Indian-occupied Kashmir (using the wording preferred by Kashmiris) is the most militarized piece of territory in the world. Given recent events in Kashmir, especially the Pulwama attack in February of this year, and the possibility of war between the two nuclear armed nations of India and Pakistan that has resulted, understanding Kashmir is vital. This film presents the Kashmiri viewpoint. Professor Susan Wadley of SU will introduce the film with a brief historical context. A discussion will follow. Free and open to the Public.
The conflict in Kashmir is among the long-standing political conflicts in the world. It has taken a heavy toll on lives, on sanity and on the idea of normalcy. The film Khoon Diy Baarav made over nine years, enters the vexed political scenario in Kashmir through the lives of families of the victims of enforced disappearances. It explores memory as a mode of resistance, constantly confronting reality and morphing from the personal to the political, the individual to the collective. Struggling to find new ways of expression – storytelling, art, symbol and ritual – sometimes spilling out on to the streets, it looks at the ways in which those affected by violence have no choice but to remember.

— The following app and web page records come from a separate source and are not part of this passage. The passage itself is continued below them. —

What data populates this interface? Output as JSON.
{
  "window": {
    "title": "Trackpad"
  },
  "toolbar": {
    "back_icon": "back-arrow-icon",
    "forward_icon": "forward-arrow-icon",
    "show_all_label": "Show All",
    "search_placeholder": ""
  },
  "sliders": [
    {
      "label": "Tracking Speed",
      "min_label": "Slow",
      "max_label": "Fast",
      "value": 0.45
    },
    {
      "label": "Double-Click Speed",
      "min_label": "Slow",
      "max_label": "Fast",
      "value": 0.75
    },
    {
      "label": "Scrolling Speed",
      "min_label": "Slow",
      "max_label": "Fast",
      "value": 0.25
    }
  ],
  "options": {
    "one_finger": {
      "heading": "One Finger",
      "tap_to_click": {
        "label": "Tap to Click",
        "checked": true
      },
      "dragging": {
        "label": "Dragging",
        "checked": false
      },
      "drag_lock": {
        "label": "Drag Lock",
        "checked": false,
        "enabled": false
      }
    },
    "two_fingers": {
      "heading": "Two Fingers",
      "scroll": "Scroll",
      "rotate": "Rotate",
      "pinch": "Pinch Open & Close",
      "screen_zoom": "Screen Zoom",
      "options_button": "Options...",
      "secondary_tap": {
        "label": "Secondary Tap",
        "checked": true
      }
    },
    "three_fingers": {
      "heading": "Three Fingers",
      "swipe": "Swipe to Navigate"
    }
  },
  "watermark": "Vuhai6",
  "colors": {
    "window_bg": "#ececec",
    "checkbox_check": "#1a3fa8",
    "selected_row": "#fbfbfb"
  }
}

The chain of memory, often non-linear, is both their defense as well as their act of defiance against powerful instruments of the state that try to erase their individuality.